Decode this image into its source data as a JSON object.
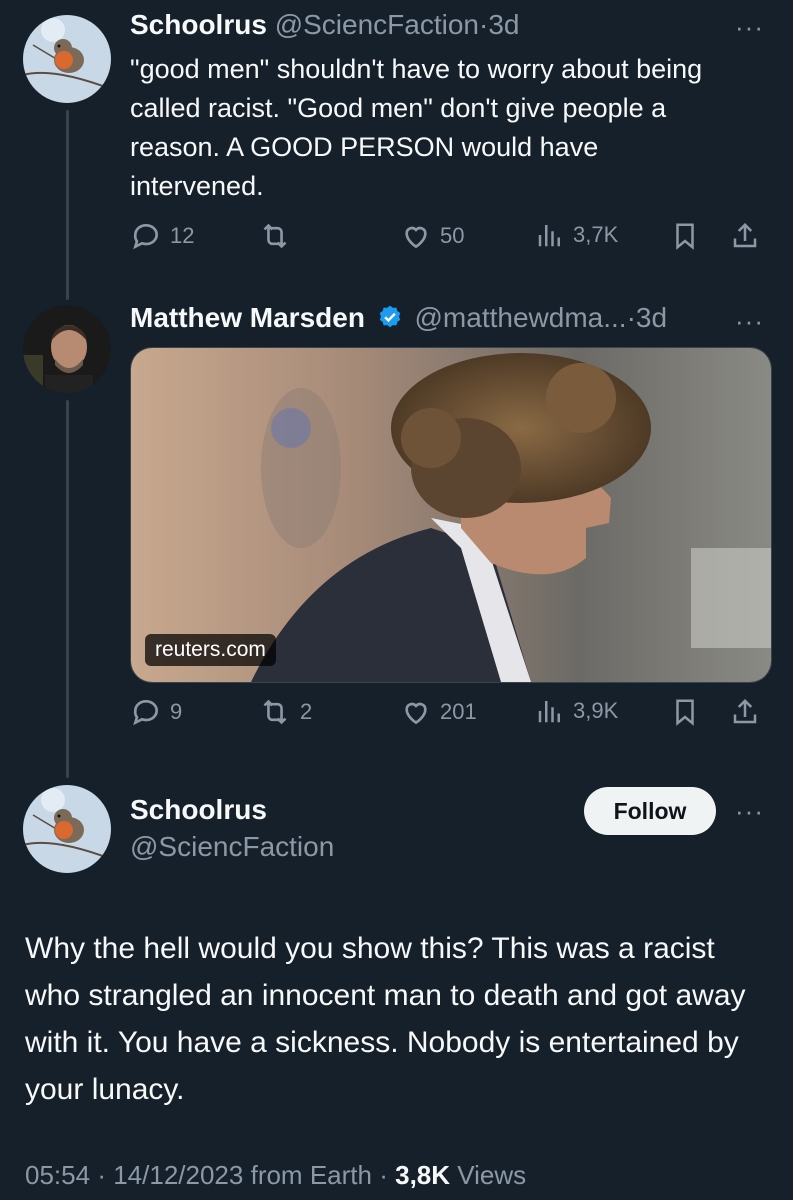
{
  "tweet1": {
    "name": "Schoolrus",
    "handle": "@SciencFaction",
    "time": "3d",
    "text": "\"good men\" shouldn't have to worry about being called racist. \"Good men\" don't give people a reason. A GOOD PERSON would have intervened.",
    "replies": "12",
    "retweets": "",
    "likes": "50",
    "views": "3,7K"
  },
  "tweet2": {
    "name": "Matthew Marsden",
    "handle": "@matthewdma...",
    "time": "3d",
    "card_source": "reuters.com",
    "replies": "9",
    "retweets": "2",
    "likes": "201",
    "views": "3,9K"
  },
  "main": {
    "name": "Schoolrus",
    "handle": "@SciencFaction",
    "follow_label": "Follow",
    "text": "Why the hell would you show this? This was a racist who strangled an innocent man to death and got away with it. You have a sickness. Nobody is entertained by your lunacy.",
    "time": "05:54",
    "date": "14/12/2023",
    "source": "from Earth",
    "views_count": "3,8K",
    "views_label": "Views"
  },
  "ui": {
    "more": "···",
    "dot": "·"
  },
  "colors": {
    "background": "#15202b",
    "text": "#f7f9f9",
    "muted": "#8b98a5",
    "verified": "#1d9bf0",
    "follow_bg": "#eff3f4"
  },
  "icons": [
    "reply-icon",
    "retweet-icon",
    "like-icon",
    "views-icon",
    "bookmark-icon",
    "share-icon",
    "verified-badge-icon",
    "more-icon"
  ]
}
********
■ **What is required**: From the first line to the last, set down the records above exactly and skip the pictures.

■ **Answer space**:
Decode this image into its source data as a JSON object.
{
  "tweet1": {
    "name": "Schoolrus",
    "handle": "@SciencFaction",
    "time": "3d",
    "text": "\"good men\" shouldn't have to worry about being called racist. \"Good men\" don't give people a reason. A GOOD PERSON would have intervened.",
    "replies": "12",
    "retweets": "",
    "likes": "50",
    "views": "3,7K"
  },
  "tweet2": {
    "name": "Matthew Marsden",
    "handle": "@matthewdma...",
    "time": "3d",
    "card_source": "reuters.com",
    "replies": "9",
    "retweets": "2",
    "likes": "201",
    "views": "3,9K"
  },
  "main": {
    "name": "Schoolrus",
    "handle": "@SciencFaction",
    "follow_label": "Follow",
    "text": "Why the hell would you show this? This was a racist who strangled an innocent man to death and got away with it. You have a sickness. Nobody is entertained by your lunacy.",
    "time": "05:54",
    "date": "14/12/2023",
    "source": "from Earth",
    "views_count": "3,8K",
    "views_label": "Views"
  },
  "ui": {
    "more": "···",
    "dot": "·"
  },
  "colors": {
    "background": "#15202b",
    "text": "#f7f9f9",
    "muted": "#8b98a5",
    "verified": "#1d9bf0",
    "follow_bg": "#eff3f4"
  },
  "icons": [
    "reply-icon",
    "retweet-icon",
    "like-icon",
    "views-icon",
    "bookmark-icon",
    "share-icon",
    "verified-badge-icon",
    "more-icon"
  ]
}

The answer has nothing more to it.